A new unknown entity mining huge amounts of crypto is raising eyebrows in the Bitcoin Cash community.
The miner goes by the name ‘Satoshi Nakamoto’, the pseudonymous creator of Bitcoin. Hacked reports that the miner currently controls close to 40% of Bitcoin Cash’s overall hashrate.
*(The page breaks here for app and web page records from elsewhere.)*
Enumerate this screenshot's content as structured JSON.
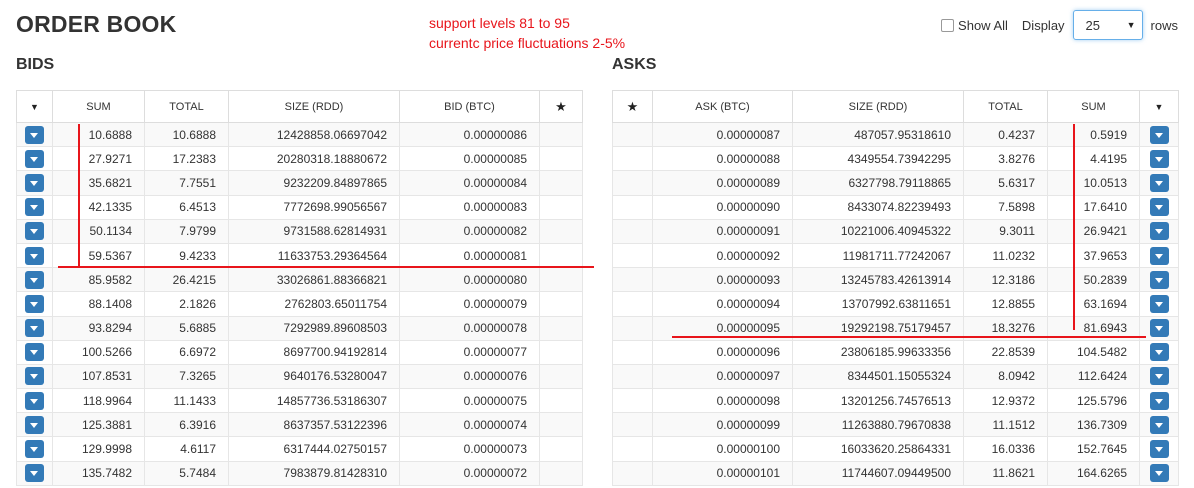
{
  "page": {
    "title": "ORDER BOOK"
  },
  "annotation": {
    "line1": "support levels 81 to 95",
    "line2": "currentc price fluctuations 2-5%",
    "color": "#e8151b"
  },
  "controls": {
    "show_all_label": "Show All",
    "display_label": "Display",
    "rows_value": "25",
    "rows_label": "rows"
  },
  "bids": {
    "title": "BIDS",
    "columns": [
      "SUM",
      "TOTAL",
      "SIZE (RDD)",
      "BID (BTC)"
    ],
    "rows": [
      [
        "10.6888",
        "10.6888",
        "12428858.06697042",
        "0.00000086"
      ],
      [
        "27.9271",
        "17.2383",
        "20280318.18880672",
        "0.00000085"
      ],
      [
        "35.6821",
        "7.7551",
        "9232209.84897865",
        "0.00000084"
      ],
      [
        "42.1335",
        "6.4513",
        "7772698.99056567",
        "0.00000083"
      ],
      [
        "50.1134",
        "7.9799",
        "9731588.62814931",
        "0.00000082"
      ],
      [
        "59.5367",
        "9.4233",
        "11633753.29364564",
        "0.00000081"
      ],
      [
        "85.9582",
        "26.4215",
        "33026861.88366821",
        "0.00000080"
      ],
      [
        "88.1408",
        "2.1826",
        "2762803.65011754",
        "0.00000079"
      ],
      [
        "93.8294",
        "5.6885",
        "7292989.89608503",
        "0.00000078"
      ],
      [
        "100.5266",
        "6.6972",
        "8697700.94192814",
        "0.00000077"
      ],
      [
        "107.8531",
        "7.3265",
        "9640176.53280047",
        "0.00000076"
      ],
      [
        "118.9964",
        "11.1433",
        "14857736.53186307",
        "0.00000075"
      ],
      [
        "125.3881",
        "6.3916",
        "8637357.53122396",
        "0.00000074"
      ],
      [
        "129.9998",
        "4.6117",
        "6317444.02750157",
        "0.00000073"
      ],
      [
        "135.7482",
        "5.7484",
        "7983879.81428310",
        "0.00000072"
      ]
    ]
  },
  "asks": {
    "title": "ASKS",
    "columns": [
      "ASK (BTC)",
      "SIZE (RDD)",
      "TOTAL",
      "SUM"
    ],
    "rows": [
      [
        "0.00000087",
        "487057.95318610",
        "0.4237",
        "0.5919"
      ],
      [
        "0.00000088",
        "4349554.73942295",
        "3.8276",
        "4.4195"
      ],
      [
        "0.00000089",
        "6327798.79118865",
        "5.6317",
        "10.0513"
      ],
      [
        "0.00000090",
        "8433074.82239493",
        "7.5898",
        "17.6410"
      ],
      [
        "0.00000091",
        "10221006.40945322",
        "9.3011",
        "26.9421"
      ],
      [
        "0.00000092",
        "11981711.77242067",
        "11.0232",
        "37.9653"
      ],
      [
        "0.00000093",
        "13245783.42613914",
        "12.3186",
        "50.2839"
      ],
      [
        "0.00000094",
        "13707992.63811651",
        "12.8855",
        "63.1694"
      ],
      [
        "0.00000095",
        "19292198.75179457",
        "18.3276",
        "81.6943"
      ],
      [
        "0.00000096",
        "23806185.99633356",
        "22.8539",
        "104.5482"
      ],
      [
        "0.00000097",
        "8344501.15055324",
        "8.0942",
        "112.6424"
      ],
      [
        "0.00000098",
        "13201256.74576513",
        "12.9372",
        "125.5796"
      ],
      [
        "0.00000099",
        "11263880.79670838",
        "11.1512",
        "136.7309"
      ],
      [
        "0.00000100",
        "16033620.25864331",
        "16.0336",
        "152.7645"
      ],
      [
        "0.00000101",
        "11744607.09449500",
        "11.8621",
        "164.6265"
      ]
    ]
  },
  "icons": {
    "row_action": "chevron-down-icon",
    "column_menu": "caret-down-icon",
    "favorite": "star-icon"
  },
  "colors": {
    "accent": "#337ab7",
    "annotation": "#e8151b"
  }
}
Data from Coin.dance currently shows that unknown mining pools control 37-39.58% of the hashrate, at time of writing.
The mysterious miner has been around for about a week, and quickly triggered speculation that shenanigans are at play.
“Suspicion immediately fell on self-proclaimed Satoshi Nakamoto, Craig S. Wright, and his Bitcoin SV cohorts: Calvin Ayre and [mining pool] CoinGeek.”
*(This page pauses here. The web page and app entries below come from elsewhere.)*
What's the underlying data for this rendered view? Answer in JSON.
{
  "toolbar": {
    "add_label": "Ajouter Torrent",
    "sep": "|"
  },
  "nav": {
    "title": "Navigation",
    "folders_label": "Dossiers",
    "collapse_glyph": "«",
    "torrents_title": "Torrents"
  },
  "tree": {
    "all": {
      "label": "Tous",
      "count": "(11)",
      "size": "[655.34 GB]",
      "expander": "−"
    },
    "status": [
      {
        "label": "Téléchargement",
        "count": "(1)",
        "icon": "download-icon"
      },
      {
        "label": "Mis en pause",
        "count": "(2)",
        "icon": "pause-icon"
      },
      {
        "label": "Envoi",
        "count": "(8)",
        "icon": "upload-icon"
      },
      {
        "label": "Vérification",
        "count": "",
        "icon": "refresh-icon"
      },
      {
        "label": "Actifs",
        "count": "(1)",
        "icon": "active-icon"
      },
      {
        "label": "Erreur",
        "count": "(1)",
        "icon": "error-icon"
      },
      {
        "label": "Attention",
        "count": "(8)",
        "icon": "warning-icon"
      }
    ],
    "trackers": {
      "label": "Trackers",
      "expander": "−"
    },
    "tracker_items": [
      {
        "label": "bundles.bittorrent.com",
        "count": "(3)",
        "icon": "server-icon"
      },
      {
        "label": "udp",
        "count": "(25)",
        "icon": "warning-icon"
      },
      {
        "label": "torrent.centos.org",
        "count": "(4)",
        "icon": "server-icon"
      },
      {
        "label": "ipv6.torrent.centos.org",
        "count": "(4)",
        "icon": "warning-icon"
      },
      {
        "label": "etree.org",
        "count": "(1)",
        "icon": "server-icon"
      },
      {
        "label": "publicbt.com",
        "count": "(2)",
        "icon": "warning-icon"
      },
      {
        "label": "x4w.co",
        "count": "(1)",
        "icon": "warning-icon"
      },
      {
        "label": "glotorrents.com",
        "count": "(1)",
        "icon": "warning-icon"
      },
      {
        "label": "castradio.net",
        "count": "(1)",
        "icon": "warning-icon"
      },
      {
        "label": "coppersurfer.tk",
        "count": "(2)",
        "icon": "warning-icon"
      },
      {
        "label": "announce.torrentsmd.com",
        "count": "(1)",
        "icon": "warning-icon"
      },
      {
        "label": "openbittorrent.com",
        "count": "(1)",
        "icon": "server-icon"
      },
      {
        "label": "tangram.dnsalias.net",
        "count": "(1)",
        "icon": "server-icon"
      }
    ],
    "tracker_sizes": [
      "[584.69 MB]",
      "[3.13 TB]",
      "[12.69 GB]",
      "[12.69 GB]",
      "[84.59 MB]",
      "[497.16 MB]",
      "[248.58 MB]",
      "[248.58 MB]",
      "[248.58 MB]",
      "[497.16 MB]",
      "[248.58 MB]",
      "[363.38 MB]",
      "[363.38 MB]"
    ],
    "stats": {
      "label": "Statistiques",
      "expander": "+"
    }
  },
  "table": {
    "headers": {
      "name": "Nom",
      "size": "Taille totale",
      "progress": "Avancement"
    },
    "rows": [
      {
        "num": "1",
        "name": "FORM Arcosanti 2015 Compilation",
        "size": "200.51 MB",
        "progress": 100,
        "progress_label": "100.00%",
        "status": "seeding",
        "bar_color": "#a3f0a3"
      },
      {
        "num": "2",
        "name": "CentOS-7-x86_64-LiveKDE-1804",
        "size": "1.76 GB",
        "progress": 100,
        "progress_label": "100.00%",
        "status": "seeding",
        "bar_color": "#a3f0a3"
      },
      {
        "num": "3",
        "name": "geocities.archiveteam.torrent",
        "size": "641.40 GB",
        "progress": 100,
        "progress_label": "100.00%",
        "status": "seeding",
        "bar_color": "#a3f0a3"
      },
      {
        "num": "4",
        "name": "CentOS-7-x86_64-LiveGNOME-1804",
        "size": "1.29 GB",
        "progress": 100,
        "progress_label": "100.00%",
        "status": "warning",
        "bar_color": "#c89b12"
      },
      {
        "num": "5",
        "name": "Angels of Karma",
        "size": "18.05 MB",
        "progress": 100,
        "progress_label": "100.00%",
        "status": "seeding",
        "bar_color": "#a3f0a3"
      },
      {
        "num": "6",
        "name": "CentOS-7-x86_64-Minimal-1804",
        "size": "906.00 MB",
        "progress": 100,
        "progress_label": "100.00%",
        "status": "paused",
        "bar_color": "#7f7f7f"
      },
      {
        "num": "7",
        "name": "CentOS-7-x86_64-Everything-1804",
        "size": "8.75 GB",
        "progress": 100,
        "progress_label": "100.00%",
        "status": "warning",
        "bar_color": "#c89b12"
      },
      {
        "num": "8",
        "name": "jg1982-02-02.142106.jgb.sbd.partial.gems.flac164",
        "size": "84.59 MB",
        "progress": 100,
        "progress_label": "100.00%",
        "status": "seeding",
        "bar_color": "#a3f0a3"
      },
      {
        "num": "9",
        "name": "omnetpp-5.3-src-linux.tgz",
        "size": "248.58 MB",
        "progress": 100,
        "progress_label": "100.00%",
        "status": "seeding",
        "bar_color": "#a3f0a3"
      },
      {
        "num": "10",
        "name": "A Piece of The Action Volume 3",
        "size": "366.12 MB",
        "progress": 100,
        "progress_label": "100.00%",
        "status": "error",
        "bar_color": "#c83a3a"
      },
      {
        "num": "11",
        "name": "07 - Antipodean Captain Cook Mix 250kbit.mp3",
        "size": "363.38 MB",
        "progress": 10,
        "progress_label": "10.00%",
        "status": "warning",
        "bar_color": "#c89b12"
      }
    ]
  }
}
Users on the leading Bitcoin Cash subreddit posted a number of theories about the activity, from an attempt to mine and then sell Bitcoin Cash for Bitcoin SV, to an effort to attack Bitcoin Cash’s blockchain and delay or reverse a small number of transactions.
“I’m willing to bet it’s hashpower ran by Coingeek et ell which is trying to pull the same trick as before: first amass BCH by mining it over time, then trying to ‘flip’ it with the state-friendly BSV by exchanging all the mined coins at once for BSV, thus triggering a crash in the BCH price while attracting money from speculators into BSV.”
“My guess is they will go for a minor re-org (maybe 6 blocks) to claim that BCH is no better than BSV, even though they self-inflicted their re-org. They’d be doing this for purely for show, for bad PR against BCH, unless they are really mining to sustain their BSV operations.”
The Bitcoin Cash hard fork in 2018 resulted from rivaling factions that differed on how to implement software improvements. It split the blockchain into two separate and divisive camps: Bitcoin ABC (BCHABC) and Bitcoin SV (BSV) for ‘Satoshi Version’. If any one group can command 51% of the hashrate, it has the ability to control the blockchain and execute double-spend attacks, effectively stealing Bitcoin Cash.
After the hard fork, a hash war quickly followed. Bitcoin SV proponent Craig Wright explained that miners were launching an “endurance” attack on Bitcoin Cash.
Bitcoin Magazine described the battle at the time.
“…the ‘hash war’ seems to have turned into what Wright and others call an ‘endurance attack’ or ‘persistence hunting.’ The idea is that while Bitcoin Cash ABC has been able to defend its chain against attacks with hash power, this has been at great cost and cannot last forever. If and when more miners leave the network, the 51% attack(s) will take place.”
A few days after Wright announced the endurance attack, CoinGeek said it would support a permanent chain split from Bitcoin Cash, launching Bitcoin SV as an everlasting competitor. CoinGeek was founded by Bitcoin SV supporter Calvin Ayre who declared that the move to a new chain “ends the on-going BCH hash war triggered by the November 15, 2018 network upgrade.”